I am no fan of recess appointments particularly when, as here, they are used to put into office nominees the Senate has had before it but has refused to advance to a vote. Nonetheless, the President was on solid constitutional ground when he determined that not withstanding the pro-forma sessions, he could make use of his appointment power. To see why requires shifting the focus from the CFPB and the NLRB and onto the bigger stakes.
The Constitution is a document for times of war as well as times of peace. Many of the Constitution's provisions are explicitly directed at matters of national security; many other provisions serve a security function. The President's "Power to fill up all Vacancies that may happen during the Recess of the Senate" is a power that plays an important national security role by ensuring that even in times of war or other national crises high-level governmental offices remain staffed and functional. The power is located in section 2 of Article II of the Constitution, along with other presidential powers (to act as Commander in Chief, to make Treaties, to appoint Ambassadors, public Ministers and Consuls) that secure the nation. Early interpreters of the power emphasized its security role. For example, in 1823, Attorney General William Wirt, invoking military analogies, explained that were the President dependent upon the resumption of the Senate, a vacancy could "paralyze a whole line of action in some essential branch of our internal police."
Allowing the Senate to block presidential use of the appointment power with pro-forma sessions (the equivalent of an "In Session" sign on the door of a vacant chamber) would have grave security implications. In assessing President Obama's recent use of the power, we should ask about the scenario that is at the heart of the Recess Appointments Clause.
Consider this: While most Senators are in their home states, terrorists attack Washington, DC, with a dirty bomb. Cabinet officials and heads of federal agencies charged with the response effort are killed. A lone Senator bangs the gavel in an otherwise empty chamber and calls the body into pro-forma session. It would be foolish to say that the Senate has not recessed and thus the Constitution prohibits the President from replacing dead and wounded federal officers.

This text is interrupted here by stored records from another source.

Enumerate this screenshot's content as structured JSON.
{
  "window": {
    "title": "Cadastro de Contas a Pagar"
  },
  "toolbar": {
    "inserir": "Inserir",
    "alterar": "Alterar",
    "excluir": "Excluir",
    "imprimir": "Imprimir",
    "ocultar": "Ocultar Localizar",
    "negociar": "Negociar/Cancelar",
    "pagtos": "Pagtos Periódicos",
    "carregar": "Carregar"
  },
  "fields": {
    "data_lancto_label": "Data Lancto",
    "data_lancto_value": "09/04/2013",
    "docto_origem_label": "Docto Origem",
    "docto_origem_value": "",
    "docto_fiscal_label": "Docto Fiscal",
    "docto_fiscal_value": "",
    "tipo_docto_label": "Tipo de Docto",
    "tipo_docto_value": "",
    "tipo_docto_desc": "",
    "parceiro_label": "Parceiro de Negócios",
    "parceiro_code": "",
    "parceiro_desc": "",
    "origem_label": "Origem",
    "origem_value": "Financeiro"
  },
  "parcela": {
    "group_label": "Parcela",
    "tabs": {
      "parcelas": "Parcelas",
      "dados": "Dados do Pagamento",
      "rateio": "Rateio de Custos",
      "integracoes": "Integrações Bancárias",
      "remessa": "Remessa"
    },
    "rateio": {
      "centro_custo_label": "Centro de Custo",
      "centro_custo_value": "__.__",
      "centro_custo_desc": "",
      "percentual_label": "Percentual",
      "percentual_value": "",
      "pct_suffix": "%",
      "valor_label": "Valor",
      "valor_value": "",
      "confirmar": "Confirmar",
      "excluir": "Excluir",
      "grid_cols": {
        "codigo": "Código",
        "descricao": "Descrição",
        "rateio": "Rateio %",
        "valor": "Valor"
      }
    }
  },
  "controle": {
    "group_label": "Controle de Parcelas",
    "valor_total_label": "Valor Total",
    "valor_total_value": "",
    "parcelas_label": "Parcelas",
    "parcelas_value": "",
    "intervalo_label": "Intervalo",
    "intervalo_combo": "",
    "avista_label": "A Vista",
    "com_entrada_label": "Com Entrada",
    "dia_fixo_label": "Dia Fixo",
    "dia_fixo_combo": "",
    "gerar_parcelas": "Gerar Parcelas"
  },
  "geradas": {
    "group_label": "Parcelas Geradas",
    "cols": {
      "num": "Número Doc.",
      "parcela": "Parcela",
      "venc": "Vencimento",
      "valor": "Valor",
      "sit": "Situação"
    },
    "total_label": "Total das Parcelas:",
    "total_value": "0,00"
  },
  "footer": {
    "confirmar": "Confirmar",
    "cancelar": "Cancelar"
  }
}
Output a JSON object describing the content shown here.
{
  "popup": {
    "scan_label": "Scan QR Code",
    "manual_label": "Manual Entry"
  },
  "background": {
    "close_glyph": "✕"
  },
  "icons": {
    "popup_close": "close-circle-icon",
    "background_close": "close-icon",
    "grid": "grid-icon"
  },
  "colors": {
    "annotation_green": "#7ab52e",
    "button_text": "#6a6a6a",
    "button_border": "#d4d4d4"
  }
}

To be sure, the security of the nation does not depend upon staffing the CFPB and the NLRB. But the President's recess appointment power extends to filling "all Vacancies." And, as with other constitutional provisions, it is a mistake, and a danger, to measure that power by judging its perceived necessity in times of peace.